Ink-and-paint brick-and-mortar in the flesh and blood!
The Simpsons house (Henderson, Nevada)
In the mid-’90s, a group of video game designers at Fox Interactive teamed-up with an architect to construct a replica of the Simpsons’ home. The 2,200-square-foot house was completed in 1997 and it originally contained many features and decorations in order to make it look exactly like the one on The Simpsons—albeit in three dimensions. There was even a sailboat painting over the couch, and corncob curtains in the kitchen window, and some Duff Beers in the fridge.
The house, placed in a quiet neighborhood in a suburb of Las Vegas, was later given away in a contest, but the winner opted for a $75,000 cash prize instead of the house. More than 30,000 people visited the house in 1997 (including Simpsons creator Matt Groening who signed one of the walls with purple paint), but neighbors weren’t too pleased with all the tourist traffic. The house was repainted and most of the details related to the show were removed before it was sold in 2001.
The Flintstones house (Malibu, California)
On a 23-acre spread overlooking the Pacific Ocean sits this modest, one-bedroom, two-bathroom house made out of composite materials that look like stone. In fact, it looks exactly like the house Fred and Wilma lived in on The Flintstones. While it looks like it’s from the Stone Age (or at least the TV cartoon version of the Stone Age), the kitchen is modern, and unfortunately doesn’t have a sarcastic boar for a garbage disposal or a woolly mammoth for a faucet. Show business entrepreneur Dick Clark, bought the house in 1989, and never lived in it, but put it up for sale shortly before his death in 2012 for $3.5 million. No takers—it’s still for sale.
The Up houses (California, Utah)
To date, two real-life reproductions of the famous balloon-powered floating home from Pixar’s Up have been built. In March 2011, a crew working for the National Geographic Channel constructed a lightweight version in the high desert east of Los Angeles for a segment on the show “How Hard Can It Be?” to see if it was actually possible to lift a house with balloons. They successfully managed to send it airborne after attaching the roof to 300 helium-filled weather balloons. The house flew for over an hour.
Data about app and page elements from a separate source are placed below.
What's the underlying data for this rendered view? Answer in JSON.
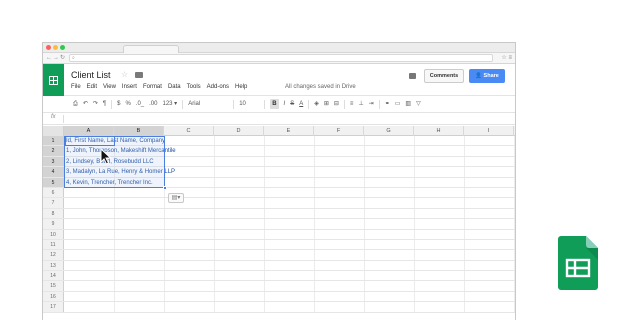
{
  "browser": {
    "url_text": "",
    "traffic_lights": [
      "#fc605c",
      "#fdbc40",
      "#34c84a"
    ]
  },
  "app": {
    "title": "Client List",
    "menu": [
      "File",
      "Edit",
      "View",
      "Insert",
      "Format",
      "Data",
      "Tools",
      "Add-ons",
      "Help"
    ],
    "save_status": "All changes saved in Drive",
    "comments_label": "Comments",
    "share_label": "Share",
    "accent": "#0f9d58",
    "share_color": "#4a8af4"
  },
  "toolbar": {
    "dollar": "$",
    "percent": "%",
    "decimal_less": ".0_",
    "decimal_more": ".00",
    "more_formats": "123 ▾",
    "font": "Arial",
    "font_size": "10",
    "bold": "B",
    "italic": "I",
    "strike": "S",
    "text_color": "A"
  },
  "formula_bar": {
    "fx": "fx"
  },
  "sheet": {
    "columns": [
      "A",
      "B",
      "C",
      "D",
      "E",
      "F",
      "G",
      "H",
      "I"
    ],
    "selected_columns": [
      "A",
      "B"
    ],
    "rows": [
      "1",
      "2",
      "3",
      "4",
      "5",
      "6",
      "7",
      "8",
      "9",
      "10",
      "11",
      "12",
      "13",
      "14",
      "15",
      "16",
      "17"
    ],
    "selected_rows": [
      "1",
      "2",
      "3",
      "4",
      "5"
    ],
    "cells": [
      "Id, First Name, Last Name, Company",
      "1, John, Thompson, Makeshift Mercantile",
      "2, Lindsey, Budd, Rosebudd LLC",
      "3, Madalyn, La Rue, Henry & Homer LLP",
      "4, Kevin, Trencher, Trencher Inc."
    ]
  }
}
A more detailed, and stationary, Up house can be found at 13215 S. 5390 West in Herriman, Utah. In addition to looking just like the one in the movie, there’s even a mailbox out front stamped with the names and handprints of Carl and Ellie, just like in the movie. The four-bedroom, 2,800-square-foot house was originally intended to serve as a tourist attraction, but the builders sold it to two self-described “Pixar fanatics” for $400,000.